Actually I am of no faith having abandoned the faith I was born into. And Buddhism, to me, is an outlook, a philosophy, an approach to living with ourself and with others. Buddha was a man, claiming to be nothing else.
Learning and growing are indeed key principles. You said previously, "God adores you." Could be. But why should he adore me and be so indifferent to millions others? We need not go there, but no doubt we can find plenty to agree on and maybe Mairi will be less fearful.
I see everyone, every person as having faith whether they see that or not. The atheist has faith from a very disadvantaged and limited view point that there is no God. They have no proof either way. There is some solid science that shows much order in our universe...shows that current theories of Creation must break certain laws of science in order to be true. That is faith. Same can be said of the Christian, the Muslim, and the Jew. They have to deal with questions many propose...why do good people suffer, where is God, why doesn't He show himself etc and so on. What I have found is most people take the stance that most meets their need. Many atheists were turned off by traditional religion, and IMO rightfully so. They were told abusive things such as you need to earn love from God. If you don't love God you will burn in hell for eternity etc and so on. But, I have found few ask themselves what if God does indeed exist...and religion is a failed attempt at understanding our Creator.

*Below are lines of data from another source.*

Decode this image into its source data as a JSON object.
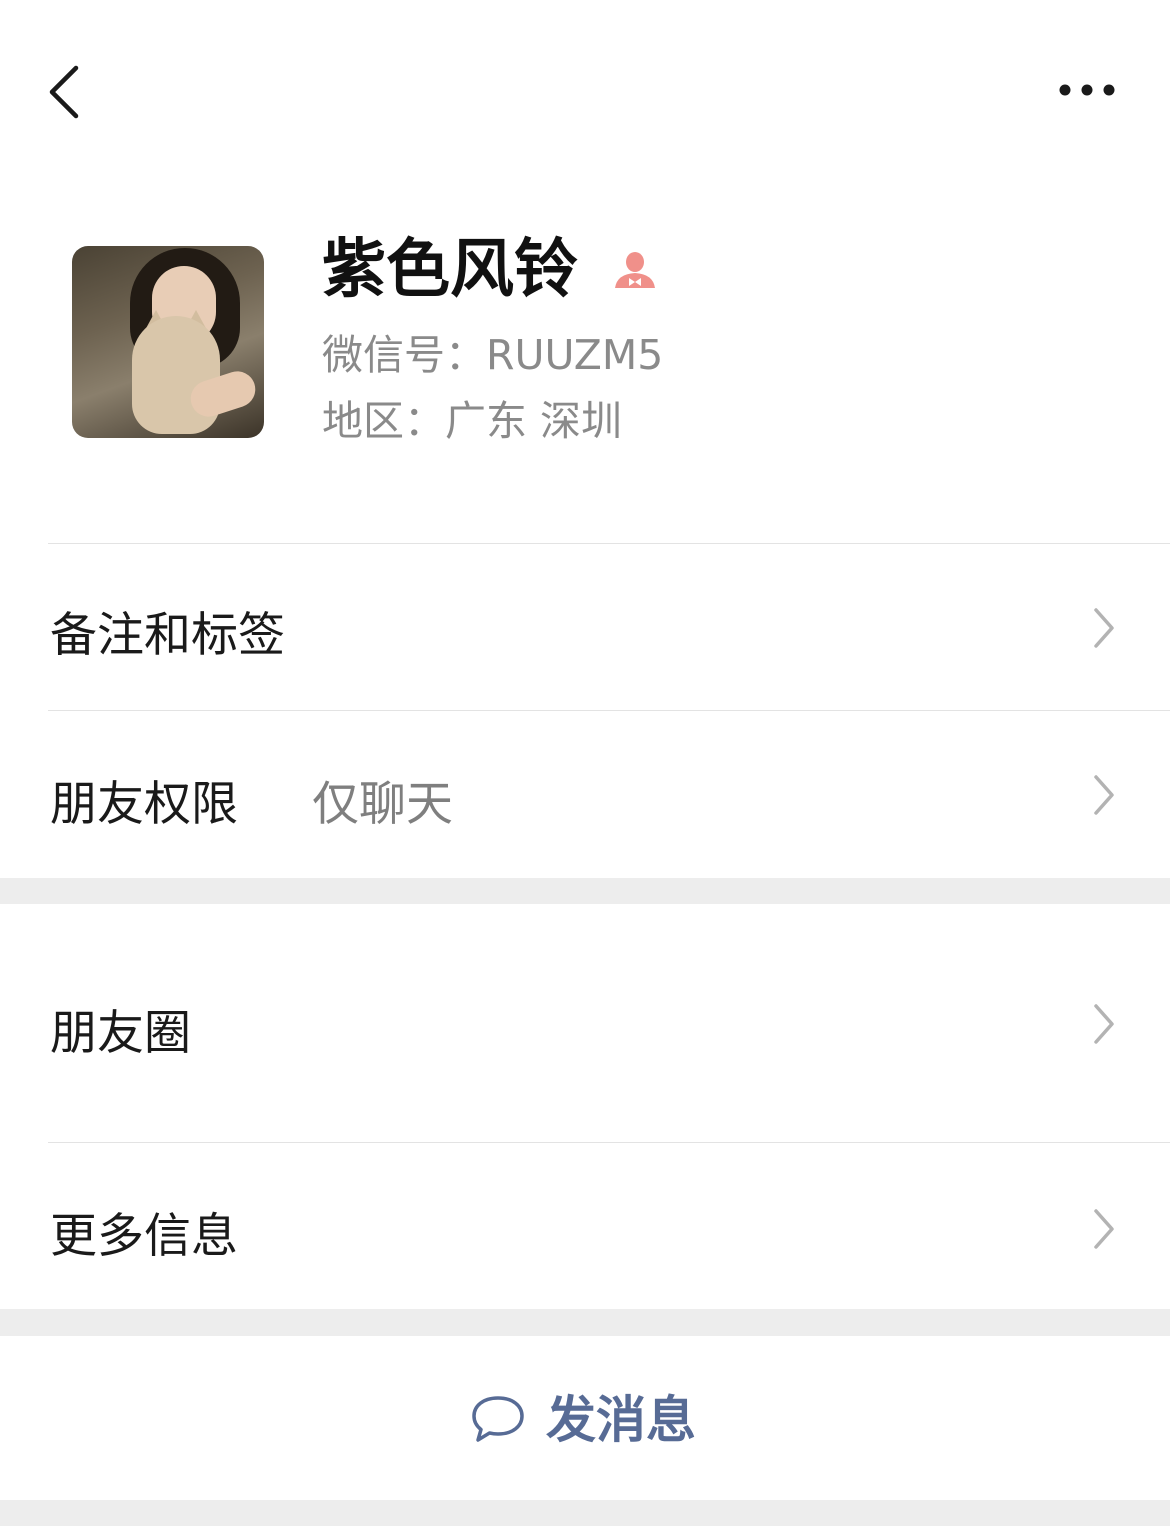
{
  "nav": {
    "back_icon": "chevron-left-icon",
    "more_icon": "ellipsis-icon"
  },
  "profile": {
    "name": "紫色风铃",
    "badge_icon": "person-badge-icon",
    "badge_color": "#f0908a",
    "wechat_id": "微信号：RUUZM5",
    "region": "地区：广东 深圳"
  },
  "rows": {
    "remarks_label": "备注和标签",
    "permissions_label": "朋友权限",
    "permissions_value": "仅聊天",
    "moments_label": "朋友圈",
    "more_info_label": "更多信息"
  },
  "actions": {
    "send_message_label": "发消息",
    "send_message_icon": "chat-bubble-icon",
    "accent_color": "#576b95"
  }
}
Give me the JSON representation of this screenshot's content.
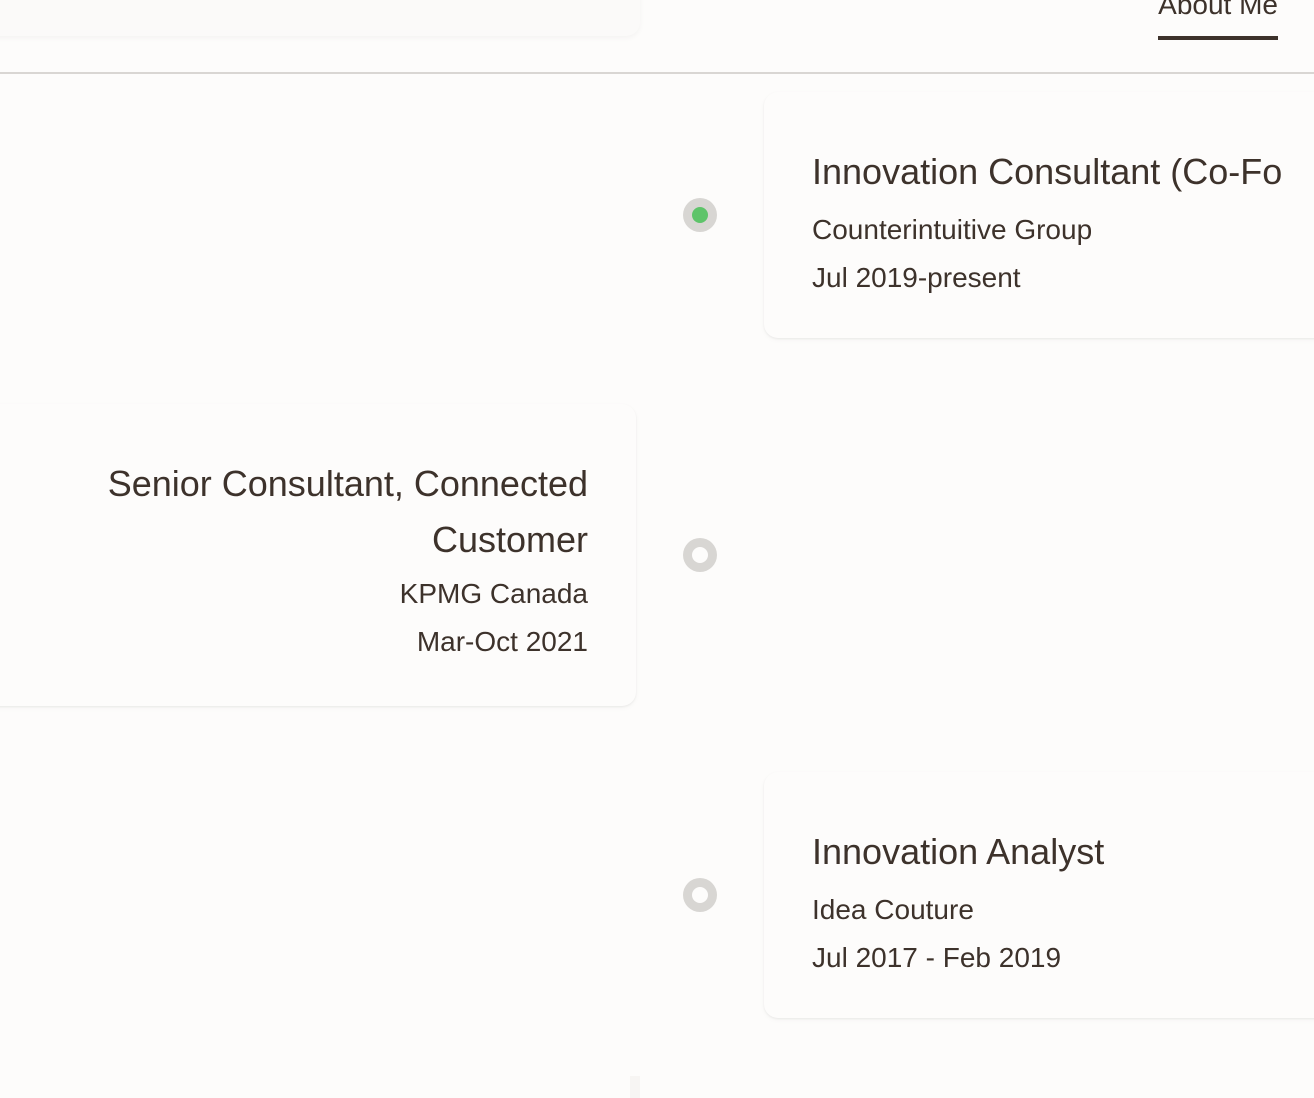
{
  "header": {
    "nav_about": "About Me"
  },
  "timeline": {
    "entries": [
      {
        "title": "Innovation Consultant (Co-Fo",
        "company": "Counterintuitive Group",
        "dates": "Jul 2019-present",
        "side": "right",
        "current": true
      },
      {
        "title": "Senior Consultant, Connected Customer",
        "company": "KPMG Canada",
        "dates": "Mar-Oct 2021",
        "side": "left",
        "current": false
      },
      {
        "title": "Innovation Analyst",
        "company": "Idea Couture",
        "dates": "Jul 2017 - Feb 2019",
        "side": "right",
        "current": false
      }
    ]
  },
  "colors": {
    "text": "#3d322b",
    "background": "#fdfcfb",
    "dot_ring": "#d8d6d3",
    "active_dot": "#5ec46a"
  }
}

For the record, I have no need for others to see these things as I do. I am not dogmatic to the point I am unwilling to learn...and grow. I have no need to "convert" you or anyone else. I do however try to meet needs. When I see someone struggling within religious bondage, I try to help because I speak their language.
As for your questions about why would God love her and not others...this isn't really the format for this kind of discussion. With that said, I will say this...you, myself and all others have a very limited vantage point. None of us know for sure what happens after death. I can think of 100 scenarios where pain and suffering would make sense depending on what happens in the afterlife. We assume that because we suffer that God is not good, or that he doesn't exist. It's a failed starting point. We place no personal responsibility upon ourselves for the mess we are in...and assume that God should clean up after us. But, what if that is the purpose of this all...to experience love and loss...good and evil along with the consequences within those choices...healing and hatred...and from that gain spiritual understanding and training for another step after this one. Would suffering make sense in this scenario? To me it would. To others it may not. But, no matter our understanding...it doesn't prove or disprove...it's faith.